Fusing percussion to create Rhythmscape
In this interview, Pandit Bikram Ghosh, who experimented with countless percussion instruments, talks about his album Rhythmscape.music Updated: May 31, 2003 18:36 IST
Calling Pandit Bikram Ghosh a tabla player would be inaccurate, perhaps, incorrect. For, Ghosh has ventured beyond the tabla and experimented with countless percussion instruments in his quest for diversity.
He has studied percussion very seriously down South, bought and learnt instruments that have captured his imagination from all over the world, apart from learning the tabla from his father Pandit Shankar Ghosh, which is how his journey as a percussionist began.
Ghosh's album 'Rhythmscape" which fuses various kinds of percussion has been released recently. In this interview, he speaks about his music that is, to the say the least, quite unique at a time when many accomplished classical musicians are looking beyond the obvious to create an individualistic, you can call it global, sound.
What attracts the listener to the tabla in the West?
The tabla is that one drum that produces a vast range of sounds. One can also see a lot of interaction with the person whom the tabla player accompanies. So you can say that there is a certain physicality in the whole process. That is what attracts people from the West. After Zakir Hussain, the instrument has become a lot more glamorous It is understandable. When people who dress well and look good play brilliantly, people get attracted to the instrument as well.

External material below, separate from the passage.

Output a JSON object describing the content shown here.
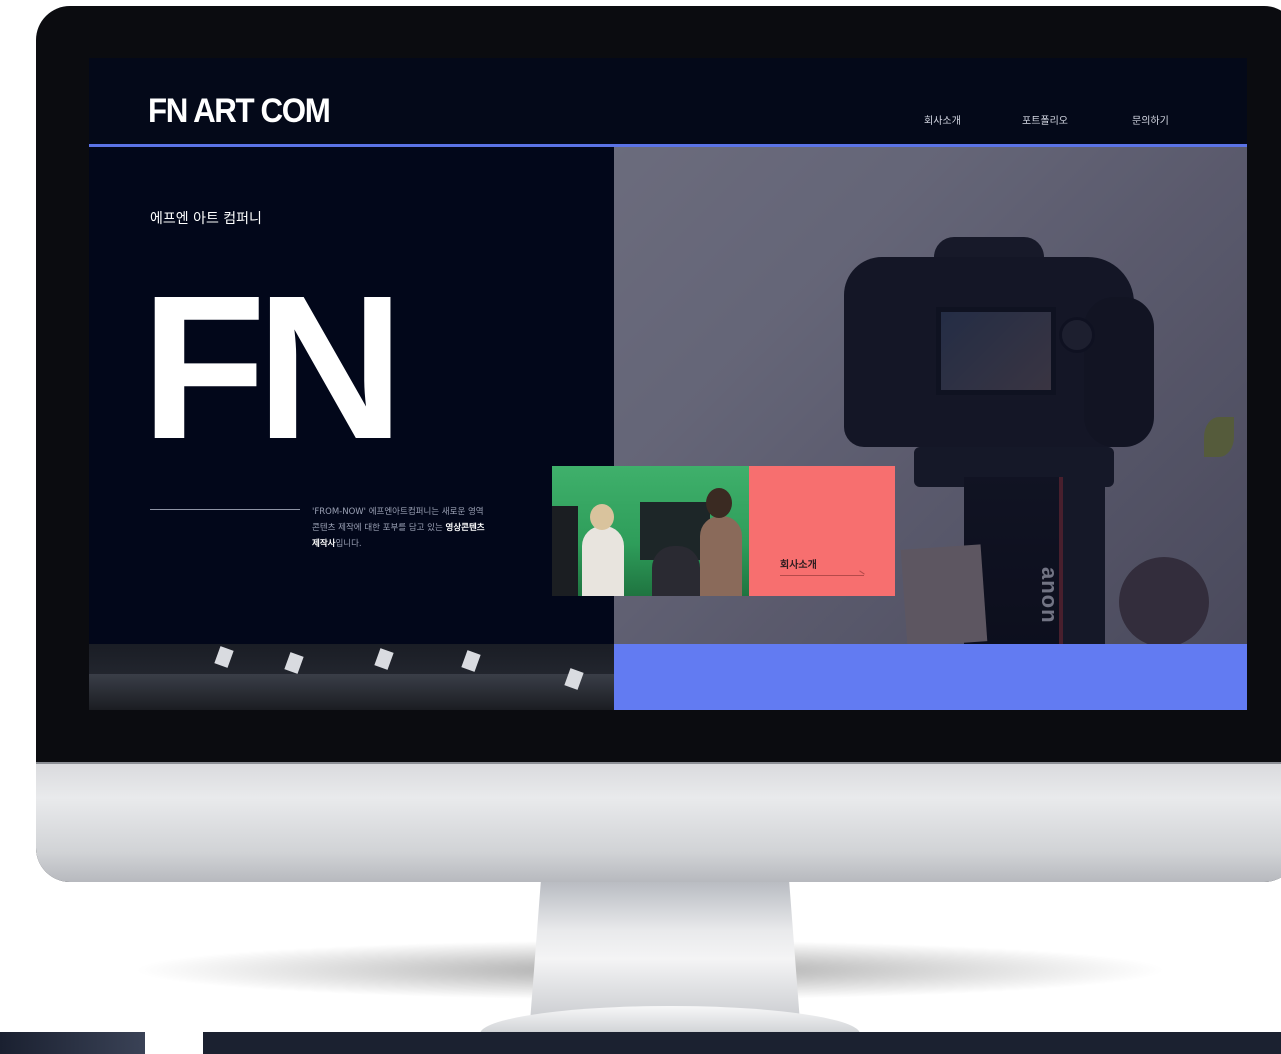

Earlier, when Ustad Allarakha Khan played in the West, the instrument was viewed with incomprehension and awe. Has that been replaced with more familiarity today?
There is much more familiarity, although it needs to be said that the predominant attraction continues to be the sound. A huge chunk have not explored the subject matter. But then, how many people in India can tell whether or not a 'tehai' has been taken at the right point? On the contrary, if a note is somewhat out of place in a 'raga', the same people might react knowledgeably.
Fusion is the 'in' thing. But does that contribute to literacy?
It is a bridge. There has been a certain coteried audience for Indian classical music. But these days, all of a sudden, four-five thousand people turn up for concerts. Fusion helps to attract those listeners who may not be going for classical music concerts otherwise. That helps to enhance awareness about the music.
But there is good fusion, and bad fusion too in which artists come together just for the heck of it. Your comment?
For fusion to be both serious and good, the artist should have an idea of the other genre. Bad fusion happens when sounds of various instruments are made to come together without adequate knowledge. What is sad but true is that knowledge is going out of fashion these days.
What explains your passion for exploring new percussion instruments?
I have studied South Indian percussion seriously. But wherever I have gone, I have collected various kinds of drums. Whenever there has been the possibility of creating a solo which I have felt a certain kind of drum carry off well, I have incorporated that. I have collected all kinds of drums, met all kinds of drummers, and if ever there has been an instrument for which I have not been able to find a player, I have gone ahead and learnt that myself.
'Rhythmscape' is not only an album, but there have been a series of concerts with that name. How are you enjoying it?
I am at a point in my career when I am having fun like never before. After thirty classical concerts on the trot, I did feel the need for a break. These days, after a series of 15 concerts or so, I do five or six 'Rhythmscape' concerts. I get a lot of positive energy from doing so and, when I get back to playing in Indian classical concerts, people say that there is an extra zing in my playing. I feel rejuvenated, may be that is why.
You have learnt South Indian percussion, and also played with Pandit Ravi Shankar for a long time. Have you experimented with him by playing the tabla in the Carnatic style?
When Panditji plays ragas like Hamsadhwani or Kalawati which have South Indian roots, I use a low 'sa' tabla which I play in the 'mridangam' style. He likes it very much.
How tough has it been to create an identity for yourself, since you are Pandit Shankar Ghosh's son and the cousin of Pandit Swapan Chowdhury?
It has not been easy at all. For the first four-five years of my career, I had to struggle to counter criticisms. After that, I changed tracks, and that is why I started studying Carnatic music seriously. After a point in my life, I started juggling between two careers: those of a percussionist down South and in the North. It was one of ways of sounding and being different, and people recognised it. But the initial years were tough. That is a confession I must make.